======== Data under study ========

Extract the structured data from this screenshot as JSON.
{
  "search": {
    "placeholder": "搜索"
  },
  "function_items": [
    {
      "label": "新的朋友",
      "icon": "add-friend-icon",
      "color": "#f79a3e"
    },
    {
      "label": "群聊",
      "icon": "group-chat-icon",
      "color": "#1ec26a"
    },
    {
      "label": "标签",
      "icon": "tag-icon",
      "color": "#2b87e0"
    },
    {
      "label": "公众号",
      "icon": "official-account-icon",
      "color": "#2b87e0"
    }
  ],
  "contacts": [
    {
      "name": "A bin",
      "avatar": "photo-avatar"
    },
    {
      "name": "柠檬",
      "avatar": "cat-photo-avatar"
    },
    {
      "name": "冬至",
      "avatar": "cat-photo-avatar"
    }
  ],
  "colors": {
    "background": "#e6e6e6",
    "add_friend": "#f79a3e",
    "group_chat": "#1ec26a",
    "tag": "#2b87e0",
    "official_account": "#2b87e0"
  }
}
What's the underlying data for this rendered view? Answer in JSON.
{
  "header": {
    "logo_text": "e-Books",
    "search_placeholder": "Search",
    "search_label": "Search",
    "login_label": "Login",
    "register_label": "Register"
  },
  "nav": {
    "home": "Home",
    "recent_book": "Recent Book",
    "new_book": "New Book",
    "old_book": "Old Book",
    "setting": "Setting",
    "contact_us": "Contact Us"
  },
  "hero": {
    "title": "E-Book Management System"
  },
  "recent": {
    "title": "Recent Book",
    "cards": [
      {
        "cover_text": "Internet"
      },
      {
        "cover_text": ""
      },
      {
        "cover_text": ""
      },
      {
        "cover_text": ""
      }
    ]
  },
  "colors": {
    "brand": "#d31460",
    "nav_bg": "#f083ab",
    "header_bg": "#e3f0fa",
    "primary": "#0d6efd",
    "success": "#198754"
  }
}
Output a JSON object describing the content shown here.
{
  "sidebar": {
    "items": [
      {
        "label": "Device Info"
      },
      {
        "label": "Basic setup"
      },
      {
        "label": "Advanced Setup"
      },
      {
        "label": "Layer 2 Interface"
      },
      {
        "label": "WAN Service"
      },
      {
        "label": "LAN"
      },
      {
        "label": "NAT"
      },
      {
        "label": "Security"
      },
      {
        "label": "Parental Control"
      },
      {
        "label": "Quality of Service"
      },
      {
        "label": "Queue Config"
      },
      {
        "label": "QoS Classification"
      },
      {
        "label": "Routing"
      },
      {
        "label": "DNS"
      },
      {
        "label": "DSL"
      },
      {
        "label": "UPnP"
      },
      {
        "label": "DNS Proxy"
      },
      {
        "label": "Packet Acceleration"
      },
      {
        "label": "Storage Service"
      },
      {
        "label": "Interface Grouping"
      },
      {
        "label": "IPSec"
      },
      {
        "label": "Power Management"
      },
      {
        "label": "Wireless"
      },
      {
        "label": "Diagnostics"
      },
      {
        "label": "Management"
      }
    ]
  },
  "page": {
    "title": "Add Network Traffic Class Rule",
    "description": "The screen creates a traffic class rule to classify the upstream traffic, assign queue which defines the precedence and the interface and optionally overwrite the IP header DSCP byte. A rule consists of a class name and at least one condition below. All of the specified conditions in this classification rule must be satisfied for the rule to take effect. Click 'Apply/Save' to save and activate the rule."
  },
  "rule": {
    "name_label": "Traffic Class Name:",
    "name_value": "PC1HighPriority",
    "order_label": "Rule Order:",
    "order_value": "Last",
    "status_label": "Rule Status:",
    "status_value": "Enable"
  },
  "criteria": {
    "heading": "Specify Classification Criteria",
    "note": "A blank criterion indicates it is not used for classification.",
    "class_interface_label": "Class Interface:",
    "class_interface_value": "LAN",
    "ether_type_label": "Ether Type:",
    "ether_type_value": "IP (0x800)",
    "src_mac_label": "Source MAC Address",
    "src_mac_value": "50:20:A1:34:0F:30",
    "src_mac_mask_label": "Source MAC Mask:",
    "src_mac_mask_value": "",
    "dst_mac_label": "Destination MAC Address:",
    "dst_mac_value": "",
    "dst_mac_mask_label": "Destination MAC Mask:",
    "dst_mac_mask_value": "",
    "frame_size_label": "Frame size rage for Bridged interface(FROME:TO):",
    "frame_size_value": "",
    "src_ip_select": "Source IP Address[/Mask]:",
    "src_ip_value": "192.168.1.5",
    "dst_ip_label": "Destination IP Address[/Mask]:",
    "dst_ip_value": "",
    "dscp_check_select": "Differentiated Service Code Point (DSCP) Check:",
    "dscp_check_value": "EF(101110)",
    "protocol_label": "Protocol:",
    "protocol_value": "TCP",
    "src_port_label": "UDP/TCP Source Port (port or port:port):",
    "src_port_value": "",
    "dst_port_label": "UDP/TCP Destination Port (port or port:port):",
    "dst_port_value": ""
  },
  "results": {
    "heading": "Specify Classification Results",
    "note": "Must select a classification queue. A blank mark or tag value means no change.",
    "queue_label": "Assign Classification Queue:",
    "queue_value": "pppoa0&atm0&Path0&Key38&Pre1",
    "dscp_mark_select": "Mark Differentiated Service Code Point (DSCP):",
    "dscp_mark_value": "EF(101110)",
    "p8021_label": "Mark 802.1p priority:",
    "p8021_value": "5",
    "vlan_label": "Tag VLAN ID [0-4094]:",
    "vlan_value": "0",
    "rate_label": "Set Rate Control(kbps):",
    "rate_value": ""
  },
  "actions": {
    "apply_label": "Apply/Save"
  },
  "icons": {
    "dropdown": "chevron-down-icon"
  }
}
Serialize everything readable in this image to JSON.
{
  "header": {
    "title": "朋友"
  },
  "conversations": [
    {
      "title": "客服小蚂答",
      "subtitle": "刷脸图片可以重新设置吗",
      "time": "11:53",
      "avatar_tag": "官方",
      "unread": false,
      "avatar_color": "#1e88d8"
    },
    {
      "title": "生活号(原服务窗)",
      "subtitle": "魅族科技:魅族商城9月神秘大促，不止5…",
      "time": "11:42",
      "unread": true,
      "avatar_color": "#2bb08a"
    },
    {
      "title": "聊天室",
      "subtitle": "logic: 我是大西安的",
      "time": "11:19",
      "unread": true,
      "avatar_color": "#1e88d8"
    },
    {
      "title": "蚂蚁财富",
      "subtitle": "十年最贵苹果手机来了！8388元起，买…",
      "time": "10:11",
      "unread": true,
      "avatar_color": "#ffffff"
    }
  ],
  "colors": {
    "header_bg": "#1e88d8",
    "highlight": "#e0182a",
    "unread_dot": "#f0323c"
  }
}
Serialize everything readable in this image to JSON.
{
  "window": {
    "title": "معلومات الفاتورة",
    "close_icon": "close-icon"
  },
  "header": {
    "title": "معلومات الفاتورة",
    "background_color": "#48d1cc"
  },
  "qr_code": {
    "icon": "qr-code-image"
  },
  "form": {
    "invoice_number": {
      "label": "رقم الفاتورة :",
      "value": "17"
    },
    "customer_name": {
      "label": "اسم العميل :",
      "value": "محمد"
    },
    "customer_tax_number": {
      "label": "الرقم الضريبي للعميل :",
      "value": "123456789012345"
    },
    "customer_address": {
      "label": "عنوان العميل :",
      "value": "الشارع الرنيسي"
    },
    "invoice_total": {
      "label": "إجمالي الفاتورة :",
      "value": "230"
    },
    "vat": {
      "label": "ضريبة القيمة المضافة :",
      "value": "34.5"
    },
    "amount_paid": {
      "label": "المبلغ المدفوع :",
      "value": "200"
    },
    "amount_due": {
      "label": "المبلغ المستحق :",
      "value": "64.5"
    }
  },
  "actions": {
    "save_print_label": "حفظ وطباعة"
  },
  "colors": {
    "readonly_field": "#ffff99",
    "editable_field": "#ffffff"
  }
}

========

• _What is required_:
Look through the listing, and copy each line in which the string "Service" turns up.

• _Task result_:
        "label": "WAN Service"
        "label": "Quality of Service"
        "label": "Storage Service"
    "dscp_check_select": "Differentiated Service Code Point (DSCP) Check:",
    "dscp_mark_select": "Mark Differentiated Service Code Point (DSCP):",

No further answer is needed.